    If you could not move in because the dwelling was being rented to someone, you are not considered to have moved in as soon as practicable after you acquired your ownership interest.

    As mentioned earlier, there is a special rule that allows you to treat more than one dwelling as your main residence for a limited time if you are changing main residences (see Moving from one main residence to another).

    Example: Moving in as soon as practicable

    Mary signs a contract to buy a townhouse on 1 March 2007. She is to take possession when settlement occurs on 30 April 2007.

    On 11 March 2007, Mary is directed by her employer to go overseas on an assignment for four months, leaving on 25 March 2007. Mary moves into the townhouse on her return to Australia in late July 2007.

    Mary's overseas assignment was unforeseen at the time of purchasing the property.
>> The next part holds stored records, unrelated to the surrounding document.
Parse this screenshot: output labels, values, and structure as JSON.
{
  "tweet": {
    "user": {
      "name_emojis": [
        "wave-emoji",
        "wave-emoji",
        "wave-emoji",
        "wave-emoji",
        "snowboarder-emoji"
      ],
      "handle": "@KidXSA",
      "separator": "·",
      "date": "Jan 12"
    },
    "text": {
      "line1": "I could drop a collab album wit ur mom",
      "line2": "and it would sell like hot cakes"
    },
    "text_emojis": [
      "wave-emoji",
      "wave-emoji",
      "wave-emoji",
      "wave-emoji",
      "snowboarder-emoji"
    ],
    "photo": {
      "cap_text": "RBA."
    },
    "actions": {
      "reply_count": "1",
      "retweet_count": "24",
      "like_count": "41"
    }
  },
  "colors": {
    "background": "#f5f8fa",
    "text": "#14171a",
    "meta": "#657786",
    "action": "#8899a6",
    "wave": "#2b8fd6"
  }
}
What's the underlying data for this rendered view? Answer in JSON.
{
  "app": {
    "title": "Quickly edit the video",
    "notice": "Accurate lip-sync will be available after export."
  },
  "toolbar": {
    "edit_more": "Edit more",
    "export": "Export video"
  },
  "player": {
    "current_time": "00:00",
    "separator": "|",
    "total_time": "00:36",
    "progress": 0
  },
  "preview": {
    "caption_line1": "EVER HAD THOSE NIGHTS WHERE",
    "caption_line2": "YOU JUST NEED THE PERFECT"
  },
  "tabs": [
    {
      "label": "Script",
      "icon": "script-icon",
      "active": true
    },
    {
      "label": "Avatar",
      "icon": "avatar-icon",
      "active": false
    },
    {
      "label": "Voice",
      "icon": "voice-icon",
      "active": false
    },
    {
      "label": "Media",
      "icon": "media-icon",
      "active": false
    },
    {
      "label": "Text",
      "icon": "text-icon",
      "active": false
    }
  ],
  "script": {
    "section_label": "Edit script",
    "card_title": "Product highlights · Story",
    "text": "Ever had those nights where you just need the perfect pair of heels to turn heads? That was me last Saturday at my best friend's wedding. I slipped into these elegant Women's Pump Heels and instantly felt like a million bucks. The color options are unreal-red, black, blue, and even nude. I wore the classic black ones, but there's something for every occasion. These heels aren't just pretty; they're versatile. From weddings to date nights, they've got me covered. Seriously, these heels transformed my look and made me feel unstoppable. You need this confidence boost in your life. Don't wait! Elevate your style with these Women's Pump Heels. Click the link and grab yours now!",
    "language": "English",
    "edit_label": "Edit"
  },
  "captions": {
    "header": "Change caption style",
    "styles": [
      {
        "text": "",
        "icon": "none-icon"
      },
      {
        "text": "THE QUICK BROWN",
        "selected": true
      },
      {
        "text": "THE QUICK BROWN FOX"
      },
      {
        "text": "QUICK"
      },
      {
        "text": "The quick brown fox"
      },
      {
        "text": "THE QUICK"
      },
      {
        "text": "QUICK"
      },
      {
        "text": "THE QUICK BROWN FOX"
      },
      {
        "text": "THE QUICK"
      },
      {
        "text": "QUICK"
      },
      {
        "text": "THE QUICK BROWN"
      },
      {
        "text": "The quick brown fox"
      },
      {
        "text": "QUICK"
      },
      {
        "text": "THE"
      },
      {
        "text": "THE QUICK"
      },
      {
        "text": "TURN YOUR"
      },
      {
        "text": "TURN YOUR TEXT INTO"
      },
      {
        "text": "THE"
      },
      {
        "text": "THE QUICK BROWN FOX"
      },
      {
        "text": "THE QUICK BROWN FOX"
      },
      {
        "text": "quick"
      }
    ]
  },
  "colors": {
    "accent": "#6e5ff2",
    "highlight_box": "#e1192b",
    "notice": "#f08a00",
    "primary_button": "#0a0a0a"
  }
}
As she moved in as soon as practicable after settlement of the contract occurred, Mary can treat the townhouse as her main residence from the date of settlement until she moved in.

    End of example
    Last modified: 25 May 2020QC 27893